**PROMPT**: From the line that holds "Output a JSON" to the last line below, retype everything exactly and nothing else; omit pictures.

**MATERIAL SHOWN**:

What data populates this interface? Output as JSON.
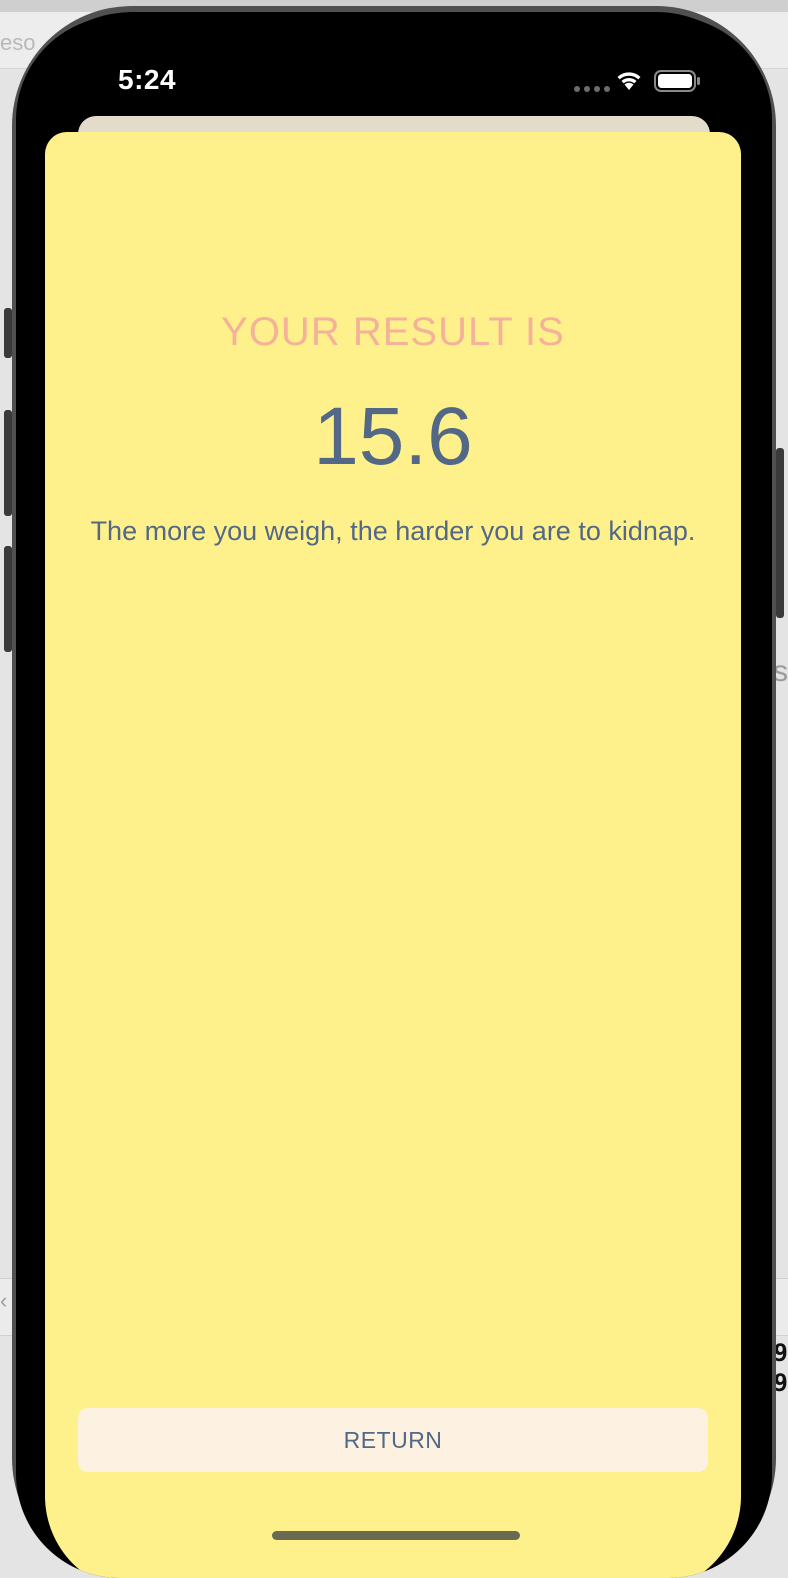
{
  "status_bar": {
    "time": "5:24",
    "wifi_icon": "wifi-icon",
    "battery_icon": "battery-icon"
  },
  "result": {
    "title": "YOUR RESULT IS",
    "value": "15.6",
    "message": "The more you weigh, the harder you are to kidnap."
  },
  "actions": {
    "return_label": "RETURN"
  },
  "colors": {
    "sheet_background": "#fef18b",
    "title": "#f3b299",
    "text": "#526886",
    "button_background": "#fdf2e2"
  }
}
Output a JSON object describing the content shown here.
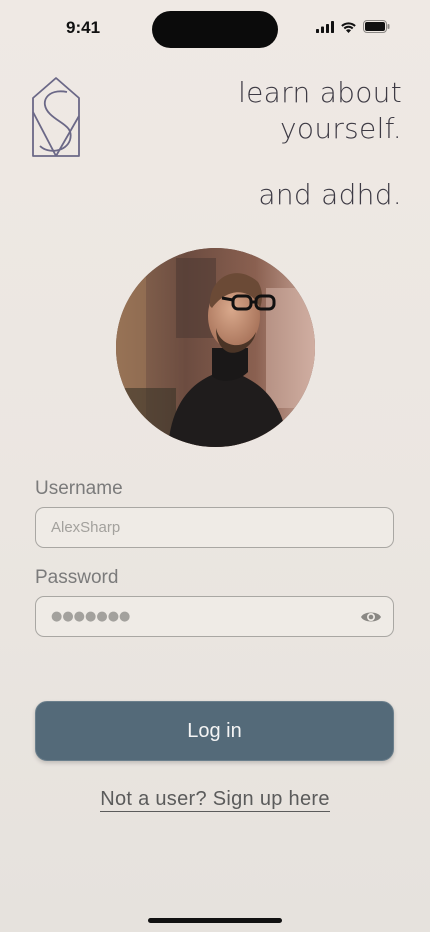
{
  "status_bar": {
    "time": "9:41"
  },
  "header": {
    "tagline_line1": "learn about",
    "tagline_line2": "yourself.",
    "tagline_line3": "and adhd."
  },
  "form": {
    "username_label": "Username",
    "username_value": "AlexSharp",
    "password_label": "Password",
    "password_masked": "●●●●●●●"
  },
  "actions": {
    "login_label": "Log in",
    "signup_link": "Not a user? Sign up here"
  },
  "icons": {
    "logo": "s-house-logo-icon",
    "password_toggle": "eye-icon",
    "signal": "cellular-signal-icon",
    "wifi": "wifi-icon",
    "battery": "battery-icon"
  },
  "colors": {
    "button": "#546a79",
    "logo_stroke": "#6b6887",
    "background": "#ece7e2"
  }
}
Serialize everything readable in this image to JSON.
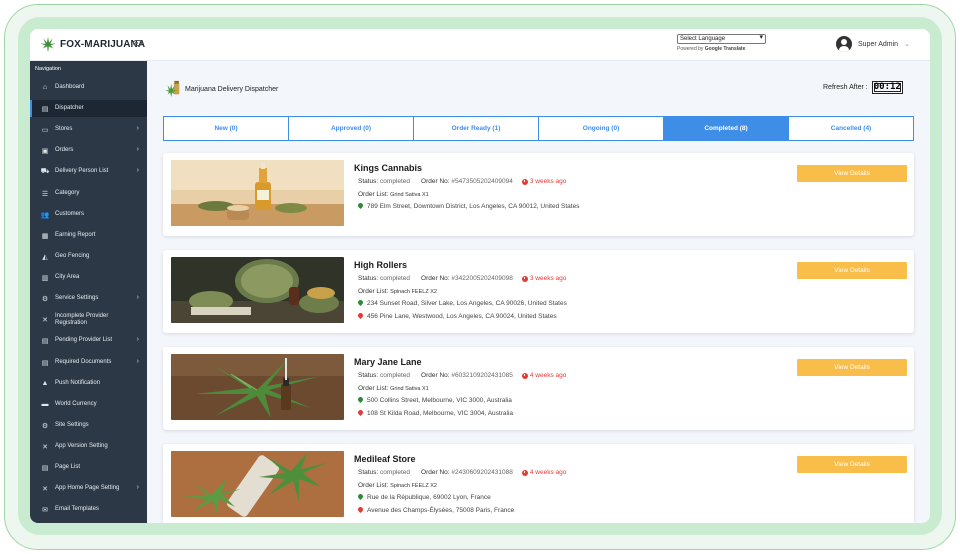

**ANSWER SPACE**:
Output a JSON object describing the content shown here.
{
  "status_bar": {
    "time": "9:41"
  },
  "header": {
    "tagline_line1": "learn about",
    "tagline_line2": "yourself.",
    "tagline_line3": "and adhd."
  },
  "form": {
    "username_label": "Username",
    "username_value": "AlexSharp",
    "password_label": "Password",
    "password_masked": "●●●●●●●"
  },
  "actions": {
    "login_label": "Log in",
    "signup_link": "Not a user? Sign up here"
  },
  "icons": {
    "logo": "s-house-logo-icon",
    "password_toggle": "eye-icon",
    "signal": "cellular-signal-icon",
    "wifi": "wifi-icon",
    "battery": "battery-icon"
  },
  "colors": {
    "button": "#546a79",
    "logo_stroke": "#6b6887",
    "background": "#ece7e2"
  }
}
Serialize everything readable in this image to JSON.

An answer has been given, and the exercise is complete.